Khan: Reform Personified

Khan: Reform Personified

Sir Sayed Ahmad Khan wanted Muslims to excel in the field of emerging sciences

Sir Sayyid Ahmad Khan was a great socio-religious reformist of the 19th century. Mutiny of 1857 brought severe changes in the sub-continent. Many Muslims took active part in this revolt against the British Empire. After its failure the British authorities’ severely persecuted many Muslims and a great gulf created between Muslims and the British. William Hunter in his book “Indian Musalmans” vehemently criticized Muslims generally for their role against the Empire. Sir Sayyid Ahmad Khan wrote a book “Causes of the Mutiny” in which he vigorously tried to narrow down the gap between the Muslims and the British. He removed many misunderstandings against the Muslims which were caused by the book of Hunter. By his book and by many other ways he succeeded in convincing the majority of the British government that the mutiny was a general racist revolt and not peculiar to Muslims. 

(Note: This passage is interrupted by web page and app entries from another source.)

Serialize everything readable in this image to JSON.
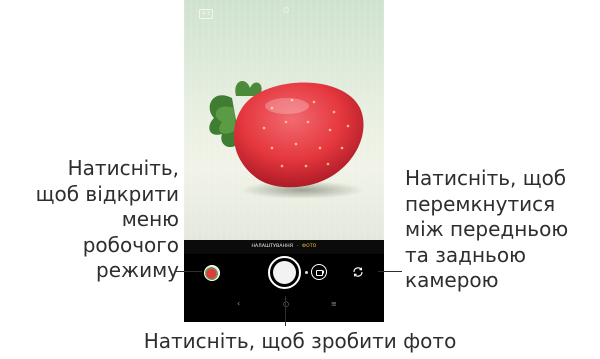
{
  "camera": {
    "ratio_icon": "aspect-ratio-icon",
    "ratio_text": "4:3",
    "timer_icon": "timer-icon",
    "timer_glyph": "⏱",
    "modes": [
      {
        "label": "НАЛАШТУВАННЯ",
        "active": false
      },
      {
        "label": "ФОТО",
        "active": true
      }
    ],
    "mode_separator": "·",
    "controls": {
      "gallery_thumbnail": "gallery-thumbnail",
      "shutter": "shutter-button",
      "video": "video-button",
      "switch_camera": "switch-camera-icon"
    },
    "navbar": {
      "back_glyph": "‹",
      "home_glyph": "○",
      "recent_glyph": "≡"
    },
    "colors": {
      "active_mode": "#f5c63c",
      "strawberry": "#e5373e",
      "leaves": "#4f8a3c"
    }
  },
  "callouts": {
    "left": "Натисніть,\nщоб відкрити\nменю\nробочого\nрежиму",
    "right": "Натисніть, щоб\nперемкнутися\nміж передньою\nта задньою\nкамерою",
    "bottom": "Натисніть, щоб зробити фото"
  }
}
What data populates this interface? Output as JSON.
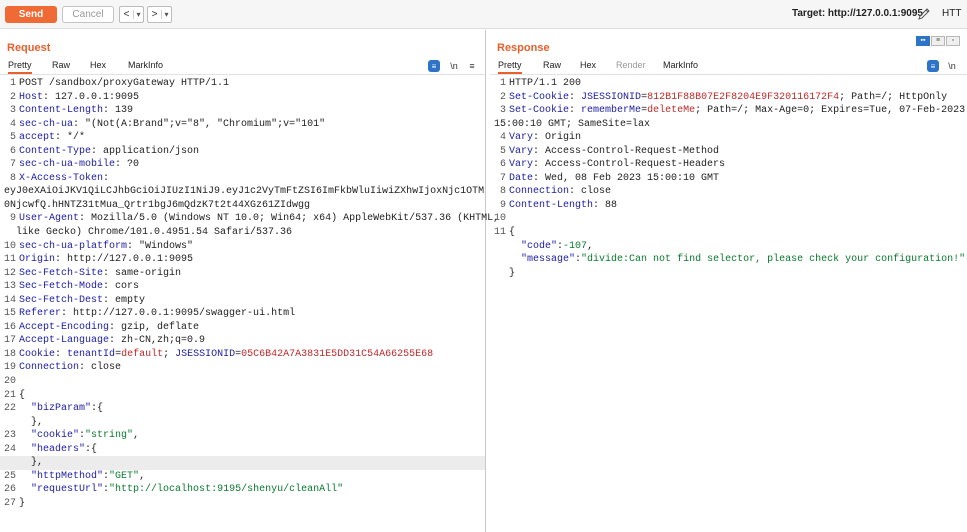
{
  "toolbar": {
    "send_label": "Send",
    "cancel_label": "Cancel",
    "back_symbol": "<",
    "forward_symbol": ">",
    "dropdown_symbol": "▾",
    "target_label": "Target: http://127.0.0.1:9095",
    "help_label": "HTT"
  },
  "request": {
    "title": "Request",
    "tabs": [
      "Pretty",
      "Raw",
      "Hex",
      "MarkInfo"
    ],
    "active_tab": "Pretty",
    "tools": [
      "\\n",
      "≡"
    ],
    "lines": [
      {
        "n": "1",
        "text": "POST /sandbox/proxyGateway HTTP/1.1"
      },
      {
        "n": "2",
        "k": "Host",
        "v": " 127.0.0.1:9095"
      },
      {
        "n": "3",
        "k": "Content-Length",
        "v": " 139"
      },
      {
        "n": "4",
        "k": "sec-ch-ua",
        "v": " \"(Not(A:Brand\";v=\"8\", \"Chromium\";v=\"101\""
      },
      {
        "n": "5",
        "k": "accept",
        "v": " */*"
      },
      {
        "n": "6",
        "k": "Content-Type",
        "v": " application/json"
      },
      {
        "n": "7",
        "k": "sec-ch-ua-mobile",
        "v": " ?0"
      },
      {
        "n": "8",
        "k": "X-Access-Token",
        "v": "",
        "cont": [
          "eyJ0eXAiOiJKV1QiLCJhbGciOiJIUzI1NiJ9.eyJ1c2VyTmFtZSI6ImFkbWluIiwiZXhwIjoxNjc1OTM",
          "0NjcwfQ.hHNTZ31tMua_Qrtr1bgJ6mQdzK7t2t44XGz61ZIdwgg"
        ]
      },
      {
        "n": "9",
        "k": "User-Agent",
        "v": " Mozilla/5.0 (Windows NT 10.0; Win64; x64) AppleWebKit/537.36 (KHTML,",
        "cont": [
          "  like Gecko) Chrome/101.0.4951.54 Safari/537.36"
        ]
      },
      {
        "n": "10",
        "k": "sec-ch-ua-platform",
        "v": " \"Windows\""
      },
      {
        "n": "11",
        "k": "Origin",
        "v": " http://127.0.0.1:9095"
      },
      {
        "n": "12",
        "k": "Sec-Fetch-Site",
        "v": " same-origin"
      },
      {
        "n": "13",
        "k": "Sec-Fetch-Mode",
        "v": " cors"
      },
      {
        "n": "14",
        "k": "Sec-Fetch-Dest",
        "v": " empty"
      },
      {
        "n": "15",
        "k": "Referer",
        "v": " http://127.0.0.1:9095/swagger-ui.html"
      },
      {
        "n": "16",
        "k": "Accept-Encoding",
        "v": " gzip, deflate"
      },
      {
        "n": "17",
        "k": "Accept-Language",
        "v": " zh-CN,zh;q=0.9"
      },
      {
        "n": "18",
        "k": "Cookie",
        "cookies": [
          [
            "tenantId",
            "default"
          ],
          [
            "JSESSIONID",
            "05C6B42A7A3831E5DD31C54A66255E68"
          ]
        ]
      },
      {
        "n": "19",
        "k": "Connection",
        "v": " close"
      },
      {
        "n": "20",
        "text": ""
      },
      {
        "n": "21",
        "text": "{"
      },
      {
        "n": "22",
        "json": [
          [
            "\"bizParam\"",
            ":{"
          ]
        ]
      },
      {
        "n": "",
        "text": "  },"
      },
      {
        "n": "23",
        "json": [
          [
            "\"cookie\"",
            ":"
          ],
          [
            "\"string\"",
            ","
          ]
        ]
      },
      {
        "n": "24",
        "json": [
          [
            "\"headers\"",
            ":{"
          ]
        ]
      },
      {
        "n": "",
        "text": "  },",
        "highlight": true
      },
      {
        "n": "25",
        "json": [
          [
            "\"httpMethod\"",
            ":"
          ],
          [
            "\"GET\"",
            ","
          ]
        ]
      },
      {
        "n": "26",
        "json": [
          [
            "\"requestUrl\"",
            ":"
          ],
          [
            "\"http://localhost:9195/shenyu/cleanAll\"",
            ""
          ]
        ]
      },
      {
        "n": "27",
        "text": "}"
      }
    ]
  },
  "response": {
    "title": "Response",
    "tabs": [
      "Pretty",
      "Raw",
      "Hex",
      "Render",
      "MarkInfo"
    ],
    "active_tab": "Pretty",
    "disabled_tabs": [
      "Render"
    ],
    "tools": [
      "\\n"
    ],
    "lines": [
      {
        "n": "1",
        "text": "HTTP/1.1 200"
      },
      {
        "n": "2",
        "k": "Set-Cookie",
        "cookies": [
          [
            "JSESSIONID",
            "812B1F88B07E2F8204E9F320116172F4"
          ]
        ],
        "tail": "; Path=/; HttpOnly"
      },
      {
        "n": "3",
        "k": "Set-Cookie",
        "cookies": [
          [
            "rememberMe",
            "deleteMe"
          ]
        ],
        "tail": "; Path=/; Max-Age=0; Expires=Tue, 07-Feb-2023",
        "cont": [
          "15:00:10 GMT; SameSite=lax"
        ]
      },
      {
        "n": "4",
        "k": "Vary",
        "v": " Origin"
      },
      {
        "n": "5",
        "k": "Vary",
        "v": " Access-Control-Request-Method"
      },
      {
        "n": "6",
        "k": "Vary",
        "v": " Access-Control-Request-Headers"
      },
      {
        "n": "7",
        "k": "Date",
        "v": " Wed, 08 Feb 2023 15:00:10 GMT"
      },
      {
        "n": "8",
        "k": "Connection",
        "v": " close"
      },
      {
        "n": "9",
        "k": "Content-Length",
        "v": " 88"
      },
      {
        "n": "10",
        "text": ""
      },
      {
        "n": "11",
        "text": "{"
      },
      {
        "n": "",
        "json": [
          [
            "\"code\"",
            ":"
          ],
          [
            "-107",
            ","
          ]
        ]
      },
      {
        "n": "",
        "json": [
          [
            "\"message\"",
            ":"
          ],
          [
            "\"divide:Can not find selector, please check your configuration!\"",
            ""
          ]
        ]
      },
      {
        "n": "",
        "text": "}"
      }
    ]
  },
  "icons": {
    "edit": "pencil-icon",
    "wrap": "newline-icon",
    "menu": "hamburger-icon",
    "pretty": "pretty-print-icon",
    "layout": "layout-toggle-icon"
  },
  "colors": {
    "accent": "#f06a35",
    "header_key": "#1c1ca8",
    "cookie_value": "#c02a2a",
    "json_string": "#0a7a2f",
    "tool_blue": "#2d74c9"
  }
}
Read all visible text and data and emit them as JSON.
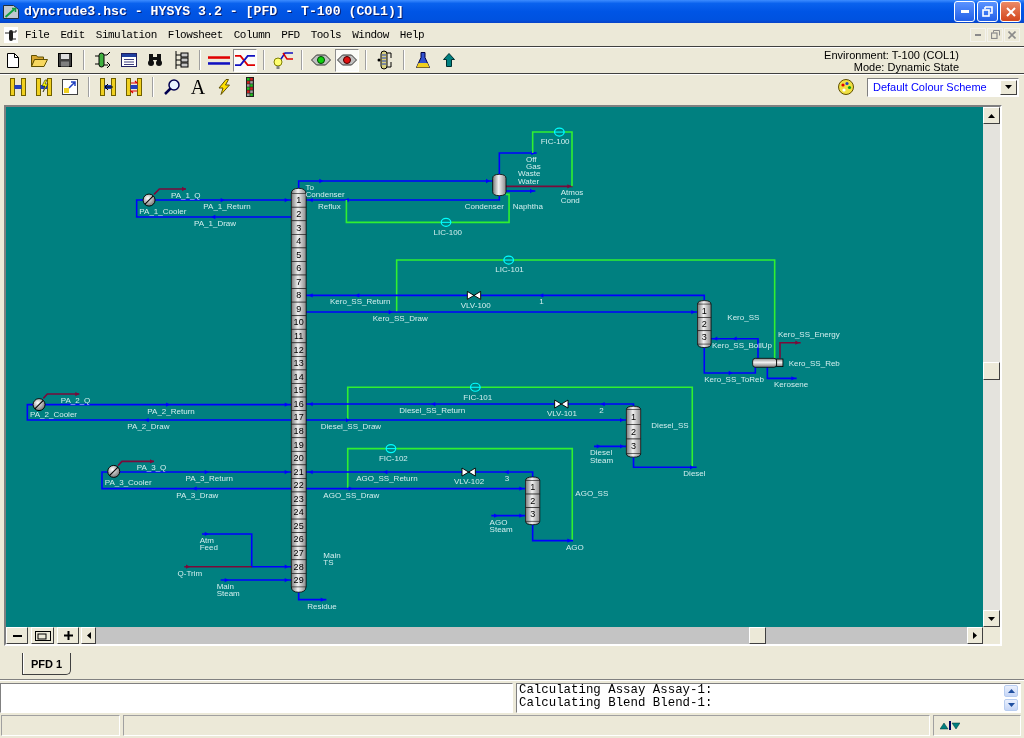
{
  "window": {
    "title": "dyncrude3.hsc - HYSYS 3.2 - [PFD - T-100 (COL1)]"
  },
  "menu": [
    "File",
    "Edit",
    "Simulation",
    "Flowsheet",
    "Column",
    "PFD",
    "Tools",
    "Window",
    "Help"
  ],
  "toolbar": [
    {
      "pressed": false
    },
    {
      "pressed": false
    },
    {
      "pressed": false
    },
    {
      "pressed": false
    },
    {
      "pressed": false
    },
    {
      "pressed": false
    },
    {
      "pressed": false
    },
    {
      "pressed": false
    },
    {
      "pressed": true
    },
    {
      "pressed": false
    },
    {
      "pressed": false
    },
    {
      "pressed": true
    },
    {
      "pressed": false
    },
    {
      "pressed": false
    },
    {
      "pressed": false
    }
  ],
  "environment": {
    "environment": "Environment: T-100 (COL1)",
    "mode": "Mode: Dynamic State"
  },
  "toolbar_2": {
    "text_tool": "A"
  },
  "colour_scheme": {
    "value": "Default Colour Scheme"
  },
  "pfd": {
    "column": {
      "stages": [
        "1",
        "2",
        "3",
        "4",
        "5",
        "6",
        "7",
        "8",
        "9",
        "10",
        "11",
        "12",
        "13",
        "14",
        "15",
        "16",
        "17",
        "18",
        "19",
        "20",
        "21",
        "22",
        "23",
        "24",
        "25",
        "26",
        "27",
        "28",
        "29"
      ]
    },
    "strippers": [
      {
        "stages": [
          "1",
          "2",
          "3"
        ]
      },
      {
        "stages": [
          "1",
          "2",
          "3"
        ]
      },
      {
        "stages": [
          "1",
          "2",
          "3"
        ]
      }
    ],
    "units": [
      "PA_1_Cooler",
      "Condenser",
      "Kero_SS",
      "Kero_SS_Reb",
      "PA_2_Cooler",
      "Diesel_SS",
      "PA_3_Cooler",
      "AGO_SS",
      "Main TS"
    ],
    "controllers": [
      "FIC-100",
      "LIC-100",
      "LIC-101",
      "FIC-101",
      "FIC-102"
    ],
    "valves": [
      "VLV-100",
      "VLV-101",
      "VLV-102"
    ],
    "streams": [
      "To Condenser",
      "Off Gas",
      "Waste Water",
      "Atmos Cond",
      "PA_1_Q",
      "PA_1_Return",
      "Reflux",
      "Naphtha",
      "PA_1_Draw",
      "Kero_SS_Return",
      "1",
      "Kero_SS_Draw",
      "Kero_SS_Energy",
      "Kero_SS_BoilUp",
      "Kero_SS_ToReb",
      "Kerosene",
      "PA_2_Q",
      "PA_2_Return",
      "Diesel_SS_Return",
      "2",
      "PA_2_Draw",
      "Diesel_SS_Draw",
      "Diesel Steam",
      "PA_3_Q",
      "Diesel",
      "PA_3_Return",
      "AGO_SS_Return",
      "3",
      "PA_3_Draw",
      "AGO_SS_Draw",
      "AGO Steam",
      "Atm Feed",
      "AGO",
      "Q-Trim",
      "Main Steam",
      "Residue"
    ]
  },
  "tabs": [
    {
      "label": "PFD 1",
      "selected": true
    }
  ],
  "trace": [
    "Calculating Assay Assay-1:",
    "Calculating Blend Blend-1:"
  ]
}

Sir Sayyid’s thought regarding the politics was that it is God who gives kingdoms and political authority to people. He was against any kind of revolt against the British Empire. He considered it an unnecessary cause of chaos and bloodshed. He instead prompted Muslims in particular and the Indians in general to remain loyal to the British Government for their own betterment. He especially instigated Muslims to excel in the field of emerging sciences and education.

The greatest contribution of Sir Sayyid was the establishment of Anglo-oriental Mohammadan College which later became the well-known Aligarh Muslim University. He faced many hardships and many conservative ‘ulama issued fatwa’s against him. Majority of the ‘ulama were against the English and modern physical scientific education because they thought it to be a Satanic trap to deceive Muslims from the true knowledge. But Sir Sayyid and his associates did not think so. Sir Sayyid considered modern education as the primal pre-requisite for the progress and development of Muslims. Due to the emergence of the physical sciences in the 18th century many Muslims became skeptic and doubtful about the teachings of Islam. To remove this skepticism and doubt, Sir Sayyid interpreted Islam in a scientific way. He interpreted the miracles in the Qur’an as the natural events which seemed supernatural superficially. He stressed the need and importance of peaceful co-existence with the people belonging to other faiths. He presented Islam in a humanistic and universal manner. Sir Sayyid wrote the interpretation or the exegesis of the Holy Qur’an in two volumes which he could not complete due to his death. But he covered a major part of Qur’an. He brought out his magazine “Tahzeeb-ul-Akhlaq” and succeeded to inculcate a new passion amongst Muslims for acquiring modern education. 

Sir Sayyid defended the Holy person of the Prophet Muhammad (S.A.W) against the allegations of Sir William Muir which he wrote in his book “The Life of Muhammad”.  The book based its argument on the information collected from a close study of some Muslim sources and was acclaimed as a great help to the missionary in his spiritual onslaught on Islam. Sir William had pointed to the institution of divorce, polygamy, and slavery with the finger of scorn, though towards the end he was constrained to admit that Islam had ‘banned for ever many of the darker elements of superstition  …idolatry vanished before the battle-cry of Islam; the doctrine of the unity and infinite perfections of God…became a living principle in the hearts and lives of the followers of Muhammad…brotherly love is inculcated…within the circles of the faith…orphans to be protected, and slaves treated with consideration; intoxicating drinks prohibited, so that Mohammadanism may boast of a degree of temperance unknown to any other creed. Sir Sayyid wrote a long biography of Prophet Muhammad (S.A.W) known as “Essays on the Life of Muhammad and Subjects Subsidiary Therto” in which he removed many misunderstanding against Islam and Prophet. (Life of Muhammad, p.521). It is said that he had to sell his household effects and borrow heavily to meet the expenses of the publication.

Sir Syed’s contribution for the amelioration and empowerment of the Muslims is great. He gave significance to the education of the Muslim community and succeeded in it. His institutions such as the College and the Muslim Educational Conference continued to influence intellectuals till this day and will continue to do so in the years to come unhindered. Allam Iqbal described the personality of his stature in best possible manner. He said: “The real greatness of the man (Sir Sayyid) consists in the fact that he was the first Indian Muslim who felt the need of a fresh orientation of Islam and worked for it’’ (Sir Allama Iqbal).

Author teaches at Department of Islamic Studies, Govt. Degree College Pulwama.